Updated: Jun 24, 2022
Here’s some news that might surprise you: directing is just as much of an art form as acting is. A good director makes all the difference in an actor’s ability to produce an outstanding performance, so your job is a crucial one. The director is the conduit, the support system; the guide.
Whether it is your first time directing a voiceover artist or you’ve been directing for years even decades, the tips I talk about in this article will take your direction to the next level and transform your ability to get incredible results from whomever you work with — regardless of their skill level.
First, focus on what intention the actor should have, not what emotion they should sound like.
At first glance, most people believe acting to be about emotions. Emotion certainly plays a large part in the picture.

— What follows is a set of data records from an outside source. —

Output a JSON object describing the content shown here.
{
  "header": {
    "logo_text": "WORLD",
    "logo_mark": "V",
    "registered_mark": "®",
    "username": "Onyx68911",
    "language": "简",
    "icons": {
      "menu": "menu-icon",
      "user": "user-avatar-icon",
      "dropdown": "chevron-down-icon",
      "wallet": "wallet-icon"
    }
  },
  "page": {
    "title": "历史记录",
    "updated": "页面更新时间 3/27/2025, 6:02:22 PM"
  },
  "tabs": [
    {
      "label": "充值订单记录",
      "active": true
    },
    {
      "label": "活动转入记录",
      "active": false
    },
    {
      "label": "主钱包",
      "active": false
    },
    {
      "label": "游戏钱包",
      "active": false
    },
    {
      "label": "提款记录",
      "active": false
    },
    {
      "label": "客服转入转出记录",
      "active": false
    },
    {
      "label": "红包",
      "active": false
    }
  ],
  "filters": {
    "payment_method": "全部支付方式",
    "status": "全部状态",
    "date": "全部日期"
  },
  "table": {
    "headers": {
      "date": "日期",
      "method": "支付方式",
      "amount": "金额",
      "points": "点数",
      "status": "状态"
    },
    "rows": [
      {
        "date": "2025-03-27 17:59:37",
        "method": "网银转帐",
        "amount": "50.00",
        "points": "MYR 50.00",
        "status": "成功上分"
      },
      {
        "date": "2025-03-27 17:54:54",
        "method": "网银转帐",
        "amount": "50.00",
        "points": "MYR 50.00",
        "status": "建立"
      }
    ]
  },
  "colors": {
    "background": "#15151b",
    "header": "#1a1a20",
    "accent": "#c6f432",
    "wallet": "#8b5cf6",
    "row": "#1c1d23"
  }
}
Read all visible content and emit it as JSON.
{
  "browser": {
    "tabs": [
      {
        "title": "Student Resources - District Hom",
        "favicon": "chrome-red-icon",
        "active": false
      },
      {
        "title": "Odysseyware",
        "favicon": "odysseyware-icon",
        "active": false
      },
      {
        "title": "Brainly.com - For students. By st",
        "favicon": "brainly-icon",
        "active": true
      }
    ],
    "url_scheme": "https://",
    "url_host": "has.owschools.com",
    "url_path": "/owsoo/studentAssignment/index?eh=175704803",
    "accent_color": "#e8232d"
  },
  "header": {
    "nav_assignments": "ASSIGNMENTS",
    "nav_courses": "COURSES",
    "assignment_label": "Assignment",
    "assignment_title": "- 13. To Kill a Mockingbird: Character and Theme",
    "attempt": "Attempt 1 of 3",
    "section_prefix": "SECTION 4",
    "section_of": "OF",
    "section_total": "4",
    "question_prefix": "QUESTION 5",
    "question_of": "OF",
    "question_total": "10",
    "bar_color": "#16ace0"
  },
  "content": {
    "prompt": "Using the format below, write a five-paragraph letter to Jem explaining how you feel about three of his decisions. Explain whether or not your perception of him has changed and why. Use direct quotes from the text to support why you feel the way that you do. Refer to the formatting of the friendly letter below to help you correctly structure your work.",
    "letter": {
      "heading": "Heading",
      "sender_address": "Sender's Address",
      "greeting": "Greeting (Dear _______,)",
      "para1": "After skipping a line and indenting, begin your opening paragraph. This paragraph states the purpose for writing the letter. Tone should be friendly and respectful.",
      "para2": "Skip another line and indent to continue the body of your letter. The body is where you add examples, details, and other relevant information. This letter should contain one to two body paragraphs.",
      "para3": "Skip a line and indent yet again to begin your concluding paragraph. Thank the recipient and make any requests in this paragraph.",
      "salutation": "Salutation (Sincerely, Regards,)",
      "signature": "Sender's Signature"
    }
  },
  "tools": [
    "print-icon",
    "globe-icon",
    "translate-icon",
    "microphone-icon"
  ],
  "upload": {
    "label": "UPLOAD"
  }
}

But playing emotion is much harder than playing intention in a real way, and thus it yields cheesier and less believable results than playing intentions. As a director, the value of realizing this distinction is immeasurable.
It can be very tempting during filming or recording to say phrases such as “be sadder”, or “do that, but more excited!”… However without grounding that sadness or excitement in an actual reason, an actual situation, an intention, the emotion drawn upon in isolation won’t sound believable as it isn’t coming from a real place. If the actor you work with has had training, they will do the work on their end to find the intention behind the emotion — but that’s an extra step that you can help them with to get there faster. If the actor hasn’t had acting lessons, they will try to play the emotion in isolation and you’ll be left with a fake-sounding voiceover. And who has time or money for that in 2022? No one.
Instead of using emotions as the body of your direction, think about what the script is really about and think about why you think the voiceover should sound excited. For example, let’s say your script is for Powerball and you need a super upbeat and exciting read. Rather than telling your actor to “be excited”, tell them THEY just won the lottery and they are telling their friends and family. Ask them what it would mean for them? This type of reflection is what direction is all about and it is guaranteed to give you a more real, more authentic, and more interesting voiceover.
Trust your talent’s instincts, choices, and talent.
By using intentions instead of emotions, you are also allowing your talent to make more creative choices in the nuances of their delivery. This stuff is gold. Seriously. What’s beautiful about the way voiceover and media content, in general, is going these days is how real and effortless it’s beginning to feel. As you yourself know, as a result of the noise out there and how hard it is to capture attention, the golden rule for standing out is giving value in a real and relatable way that will make a long-lasting impact on your audience.
If you go in there and you start nit-picking everything the talent is doing you are basically guaranteeing the talent won’t give you what you need. This level of direction otherwise known as criticism will only hurt their ego, get them deep in their head and far away from a real, raw, and powerful performance
Watch what you say. Don’t use discouraging language.
The words “ that was bad”, and “that was ok” are creativity’s kill-joy. The language and tone you use when delivering direction is a lot more important than it may seem. Because acting is a vulnerable art, it is vitally important that the vocabulary you use in your direction be of a supportive and encouraging nature. Of course, I am not telling you to flat out flatter the actor the entire session as sacrifice all criticism and guidance, but to make them feel like the answer is within them. To reassure them as you help them pivot. To validate that what they are giving you is great, and with a little tweaking — it will be magical.
Know what you want. Really know what your client wants.
OK, I know this one seems painfully obvious but you would be amazed at how common it is these days for this to be an issue. If you don’t know what qualities you need in your voiceover, what the tone of the spot is, or what impact the vo needs to make then how the heck will the voiceover artist figure it out? Even if during the session you end up changing your mind — which is totally ok and can actually be a beautiful result of good creative collaboration — you still need a clear understanding of the appeal, the tone, and the message.
Use these tips everywhere, no matter the format.
The principles of the direction we just discussed are relevant for all forms of communication with voiceover and acting talent. Whether it be the description of a casting spec, an email briefing before the job, a live-directed recording session, a movie set, a tv set, or even if the talent is recording themselves and you’re giving feedback, apply these points to your direction and you WILL get better results from the talent you work with EVERY time.